|International Classification||B67D7/54, B67D7/48|
|Cooperative Classification||B67D7/48, B67D7/54|
|European Classification||B67D7/48, B67D7/54|
|Jan 18, 1982||AS||Assignment|
Owner name: STANDARD OIL COMPANY CHICAGO,IL. A CORP OF IND
Free format text: ASSIGNMENT OF ASSIGNORS INTEREST.;ASSIGNORS:WALKER, DONALD C.;WAGNER, THEODORE O.;REEL/FRAME:003958/0708
Effective date: 19811222
|Jul 3, 1984||CC||Certificate of correction|
|Jul 6, 1987||FPAY||Fee payment|
Year of fee payment: 4
|Jun 10, 1991||FPAY||Fee payment|
Year of fee payment: 8

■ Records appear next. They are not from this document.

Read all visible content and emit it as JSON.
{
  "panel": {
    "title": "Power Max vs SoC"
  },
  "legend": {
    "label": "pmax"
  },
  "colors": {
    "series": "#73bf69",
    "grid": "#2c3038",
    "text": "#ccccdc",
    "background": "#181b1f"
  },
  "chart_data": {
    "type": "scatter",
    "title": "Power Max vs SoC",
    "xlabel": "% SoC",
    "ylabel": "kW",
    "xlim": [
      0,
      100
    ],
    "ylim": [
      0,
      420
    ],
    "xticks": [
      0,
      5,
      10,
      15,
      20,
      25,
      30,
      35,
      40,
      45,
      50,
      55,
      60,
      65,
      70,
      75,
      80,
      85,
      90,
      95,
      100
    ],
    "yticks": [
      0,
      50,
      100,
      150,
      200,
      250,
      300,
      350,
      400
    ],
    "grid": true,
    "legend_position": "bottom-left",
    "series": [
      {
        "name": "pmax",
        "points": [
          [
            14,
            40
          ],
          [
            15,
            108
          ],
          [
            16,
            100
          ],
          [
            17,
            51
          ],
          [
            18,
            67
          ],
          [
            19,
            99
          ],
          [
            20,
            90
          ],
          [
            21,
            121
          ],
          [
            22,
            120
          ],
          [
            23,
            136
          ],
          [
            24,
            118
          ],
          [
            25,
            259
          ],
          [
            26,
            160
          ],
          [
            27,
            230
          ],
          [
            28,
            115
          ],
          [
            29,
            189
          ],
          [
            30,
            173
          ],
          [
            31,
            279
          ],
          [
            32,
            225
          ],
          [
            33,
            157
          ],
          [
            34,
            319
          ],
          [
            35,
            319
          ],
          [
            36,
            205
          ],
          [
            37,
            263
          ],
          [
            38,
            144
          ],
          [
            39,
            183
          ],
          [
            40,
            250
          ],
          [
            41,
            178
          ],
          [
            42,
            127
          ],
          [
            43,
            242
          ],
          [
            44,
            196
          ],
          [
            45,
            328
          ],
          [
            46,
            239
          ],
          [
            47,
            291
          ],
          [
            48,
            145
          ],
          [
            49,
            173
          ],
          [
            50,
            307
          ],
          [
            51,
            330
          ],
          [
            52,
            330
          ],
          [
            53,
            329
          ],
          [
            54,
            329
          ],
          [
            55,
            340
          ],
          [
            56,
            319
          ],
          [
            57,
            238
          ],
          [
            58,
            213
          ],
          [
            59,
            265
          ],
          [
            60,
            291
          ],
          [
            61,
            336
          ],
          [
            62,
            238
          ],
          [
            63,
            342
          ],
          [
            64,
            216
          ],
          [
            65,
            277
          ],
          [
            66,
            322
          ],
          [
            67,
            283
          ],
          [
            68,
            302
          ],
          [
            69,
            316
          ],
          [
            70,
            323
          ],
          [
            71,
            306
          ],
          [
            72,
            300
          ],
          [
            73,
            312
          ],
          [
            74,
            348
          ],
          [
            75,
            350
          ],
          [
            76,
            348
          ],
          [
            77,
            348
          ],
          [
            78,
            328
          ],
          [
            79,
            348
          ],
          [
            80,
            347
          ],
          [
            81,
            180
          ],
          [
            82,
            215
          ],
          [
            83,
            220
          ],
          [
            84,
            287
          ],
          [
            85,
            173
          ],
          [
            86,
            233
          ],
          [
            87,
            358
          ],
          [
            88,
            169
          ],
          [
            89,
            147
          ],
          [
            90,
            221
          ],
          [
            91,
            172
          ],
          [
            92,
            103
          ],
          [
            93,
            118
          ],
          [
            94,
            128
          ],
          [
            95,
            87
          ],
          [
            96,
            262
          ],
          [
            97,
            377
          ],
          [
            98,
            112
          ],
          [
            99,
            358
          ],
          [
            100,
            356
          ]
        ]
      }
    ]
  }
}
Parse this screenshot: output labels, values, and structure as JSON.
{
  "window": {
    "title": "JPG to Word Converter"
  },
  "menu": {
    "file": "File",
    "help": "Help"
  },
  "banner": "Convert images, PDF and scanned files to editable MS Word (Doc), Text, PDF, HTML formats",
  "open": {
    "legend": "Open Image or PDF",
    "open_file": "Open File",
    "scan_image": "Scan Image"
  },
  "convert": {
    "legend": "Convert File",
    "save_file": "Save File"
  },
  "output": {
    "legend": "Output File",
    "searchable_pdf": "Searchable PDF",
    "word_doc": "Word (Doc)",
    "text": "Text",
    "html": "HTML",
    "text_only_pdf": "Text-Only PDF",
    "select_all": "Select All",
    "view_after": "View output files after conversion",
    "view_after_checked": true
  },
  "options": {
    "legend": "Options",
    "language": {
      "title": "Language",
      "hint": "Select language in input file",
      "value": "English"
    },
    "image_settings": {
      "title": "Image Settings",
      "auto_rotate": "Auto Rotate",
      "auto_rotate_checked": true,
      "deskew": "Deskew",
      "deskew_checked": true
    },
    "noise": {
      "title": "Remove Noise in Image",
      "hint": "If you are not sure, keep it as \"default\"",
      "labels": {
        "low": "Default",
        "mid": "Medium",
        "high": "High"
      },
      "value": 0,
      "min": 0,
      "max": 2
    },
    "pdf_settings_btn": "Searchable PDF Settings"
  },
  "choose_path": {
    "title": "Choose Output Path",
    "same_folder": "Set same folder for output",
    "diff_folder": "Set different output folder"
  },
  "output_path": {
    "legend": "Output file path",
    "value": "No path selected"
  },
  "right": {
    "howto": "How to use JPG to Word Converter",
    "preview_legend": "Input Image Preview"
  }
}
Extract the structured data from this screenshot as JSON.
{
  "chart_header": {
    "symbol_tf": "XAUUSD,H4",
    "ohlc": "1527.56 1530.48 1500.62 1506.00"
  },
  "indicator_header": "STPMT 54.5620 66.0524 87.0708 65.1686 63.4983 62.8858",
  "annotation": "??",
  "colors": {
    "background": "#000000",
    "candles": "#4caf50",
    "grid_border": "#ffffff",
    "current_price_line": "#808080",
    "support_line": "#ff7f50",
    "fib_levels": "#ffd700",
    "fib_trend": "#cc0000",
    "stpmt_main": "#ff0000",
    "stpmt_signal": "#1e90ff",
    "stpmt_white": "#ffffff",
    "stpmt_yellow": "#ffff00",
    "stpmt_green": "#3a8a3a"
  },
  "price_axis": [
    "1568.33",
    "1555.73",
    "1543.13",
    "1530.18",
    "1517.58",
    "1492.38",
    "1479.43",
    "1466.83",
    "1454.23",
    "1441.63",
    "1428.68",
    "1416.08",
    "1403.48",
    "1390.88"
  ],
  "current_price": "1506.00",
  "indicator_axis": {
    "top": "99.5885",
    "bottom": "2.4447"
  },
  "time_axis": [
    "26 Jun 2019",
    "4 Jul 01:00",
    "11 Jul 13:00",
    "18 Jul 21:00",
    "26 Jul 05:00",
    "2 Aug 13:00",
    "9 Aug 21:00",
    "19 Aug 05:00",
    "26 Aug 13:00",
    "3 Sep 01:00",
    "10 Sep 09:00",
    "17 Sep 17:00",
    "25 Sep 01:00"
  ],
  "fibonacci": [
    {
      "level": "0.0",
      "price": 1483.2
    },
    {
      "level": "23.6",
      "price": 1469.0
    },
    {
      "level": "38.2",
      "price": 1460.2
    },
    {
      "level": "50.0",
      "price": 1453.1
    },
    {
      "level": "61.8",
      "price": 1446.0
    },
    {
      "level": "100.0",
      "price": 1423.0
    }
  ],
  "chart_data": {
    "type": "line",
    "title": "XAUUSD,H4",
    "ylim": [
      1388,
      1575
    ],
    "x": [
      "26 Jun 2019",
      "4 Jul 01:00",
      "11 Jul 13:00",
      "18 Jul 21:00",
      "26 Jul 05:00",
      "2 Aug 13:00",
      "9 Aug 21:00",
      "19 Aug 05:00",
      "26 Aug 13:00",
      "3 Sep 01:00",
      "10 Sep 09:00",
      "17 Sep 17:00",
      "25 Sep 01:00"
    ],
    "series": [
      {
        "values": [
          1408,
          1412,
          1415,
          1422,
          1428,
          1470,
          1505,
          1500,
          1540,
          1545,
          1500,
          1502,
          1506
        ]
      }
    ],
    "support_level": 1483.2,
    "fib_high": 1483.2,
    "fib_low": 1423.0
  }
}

|Aug 3, 1995||FPAY||Fee payment|
Year of fee payment: 12